Our NETS solution will apply state-of-the-art neurocomputational methods to partition a trajectory into meaningful segments and then group similar segments into clusters, thus enabling the automatic discovery of common, anomalous, or emergent movement patterns. The initial NETS unsupervised neurocomputational algorithm is able to segment and identify meaningful movement patterns from an aircraft trajectory. The Neurocomputational Model block will be extended to include other data sources such as weather to further develop and refine NETS clustering and anomaly detection capability. In our proposed Phase II effort, we will continue this development but also extend the NETS tool for predicting anomalous movement patterns and enable aircraft trajectory prediction that could include ETA, holding patterns, path stretching, hovering, extreme maneuvering, and non-conformance to nominal patterns. There are two main paths through the NETS architecture: batch processing and real-time streaming analytics. Our proposed NETS tool follows the lambda architecture where there is a batch layer, speed layer and serving layer. The Phase II effort will focus on the batch and speed layer. The batch layer is an extension of our NETS Phase I work where we developed an Aircraft Trajectory Index (ATI) inspired by prior work in Prognostics and Health Management. The ATI is a neuro-representation of an aircraft maneuver computed at each segment of the aircraft trajectory. The length of the segment was heuristically determined and set as a fixed length sequence of latitude, longitude, and altitude. We will develop a multi-resolution approach for computing the ATI allowing for varying granularity providing segment level anomaly prediction and extreme maneuvering detection up to detection and prediction of holding patterns, path stretching, and hovering.

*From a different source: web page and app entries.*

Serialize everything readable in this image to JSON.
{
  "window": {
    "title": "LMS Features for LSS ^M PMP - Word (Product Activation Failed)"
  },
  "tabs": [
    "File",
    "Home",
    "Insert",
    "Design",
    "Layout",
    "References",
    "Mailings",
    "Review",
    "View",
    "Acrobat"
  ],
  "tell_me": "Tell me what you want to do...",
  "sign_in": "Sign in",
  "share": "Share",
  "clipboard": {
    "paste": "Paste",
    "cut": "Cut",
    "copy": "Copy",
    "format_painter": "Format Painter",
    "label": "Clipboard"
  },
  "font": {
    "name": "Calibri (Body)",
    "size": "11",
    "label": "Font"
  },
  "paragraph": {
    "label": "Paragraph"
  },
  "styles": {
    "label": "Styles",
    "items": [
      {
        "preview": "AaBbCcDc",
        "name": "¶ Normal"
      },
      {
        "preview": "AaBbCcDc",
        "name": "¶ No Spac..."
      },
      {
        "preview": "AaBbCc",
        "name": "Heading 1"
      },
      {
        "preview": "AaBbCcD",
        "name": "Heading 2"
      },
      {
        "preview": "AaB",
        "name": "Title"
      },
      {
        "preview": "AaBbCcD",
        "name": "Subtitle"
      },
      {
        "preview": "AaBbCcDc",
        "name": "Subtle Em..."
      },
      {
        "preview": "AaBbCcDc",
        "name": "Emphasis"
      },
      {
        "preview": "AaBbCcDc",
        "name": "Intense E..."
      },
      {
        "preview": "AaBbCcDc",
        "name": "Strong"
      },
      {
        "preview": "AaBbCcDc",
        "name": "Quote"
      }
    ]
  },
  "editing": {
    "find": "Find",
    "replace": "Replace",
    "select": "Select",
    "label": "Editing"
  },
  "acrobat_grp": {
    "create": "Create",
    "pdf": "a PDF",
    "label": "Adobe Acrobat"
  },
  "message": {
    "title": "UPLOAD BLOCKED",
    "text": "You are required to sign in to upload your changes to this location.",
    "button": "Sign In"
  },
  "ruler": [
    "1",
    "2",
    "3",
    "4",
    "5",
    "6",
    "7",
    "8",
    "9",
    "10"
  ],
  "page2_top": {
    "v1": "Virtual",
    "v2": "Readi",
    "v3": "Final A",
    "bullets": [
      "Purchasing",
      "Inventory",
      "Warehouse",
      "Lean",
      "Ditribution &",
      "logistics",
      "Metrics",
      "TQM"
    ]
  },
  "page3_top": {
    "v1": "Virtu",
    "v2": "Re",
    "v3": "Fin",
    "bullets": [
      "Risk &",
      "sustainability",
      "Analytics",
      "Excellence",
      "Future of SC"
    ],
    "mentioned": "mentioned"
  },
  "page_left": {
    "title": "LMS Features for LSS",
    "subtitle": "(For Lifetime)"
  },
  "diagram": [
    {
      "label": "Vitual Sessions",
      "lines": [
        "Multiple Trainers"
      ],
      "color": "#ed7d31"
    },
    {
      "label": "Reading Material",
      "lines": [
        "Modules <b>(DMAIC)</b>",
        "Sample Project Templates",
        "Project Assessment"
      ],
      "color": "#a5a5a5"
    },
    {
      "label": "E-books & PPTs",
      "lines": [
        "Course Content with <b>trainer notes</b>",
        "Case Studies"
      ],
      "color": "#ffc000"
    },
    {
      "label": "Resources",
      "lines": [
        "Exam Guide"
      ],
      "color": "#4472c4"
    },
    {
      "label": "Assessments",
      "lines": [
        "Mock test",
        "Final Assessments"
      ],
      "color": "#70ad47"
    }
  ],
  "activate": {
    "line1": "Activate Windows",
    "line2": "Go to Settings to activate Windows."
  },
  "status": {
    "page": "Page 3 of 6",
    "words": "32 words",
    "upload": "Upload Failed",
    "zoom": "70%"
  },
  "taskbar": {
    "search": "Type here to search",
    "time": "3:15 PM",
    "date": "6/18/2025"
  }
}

That batch layer is focused on history and non-real time clustering, detections, and predictions.
NETS can be useful at launch facilities such as NASA’s Kennedy Space Center and Wallops Flight Facility. Launches are scheduled for a narrow time window, and a precise forecast of air traffic for that time window would determine if a launch is advisable, allowing plans to be updated in advance to minimize airspace disruptions. The ATM-X Project can use NETS for developing UAM/UTM and TBO concepts in the Test Bed modeling and simulation environment.
IAI works with 45th Space Wing on operationalization of IAI’s StarGate Enterprise product. Additionally, we are developing the Cloud and Lightning Evaluation for the Eastern Range, a 3D weather display and alerting capability. We presented future enhancements to 45 SW, which include incorporating air traffic situational awareness and NETS-enabled prognostics for enhanced launch scheduling.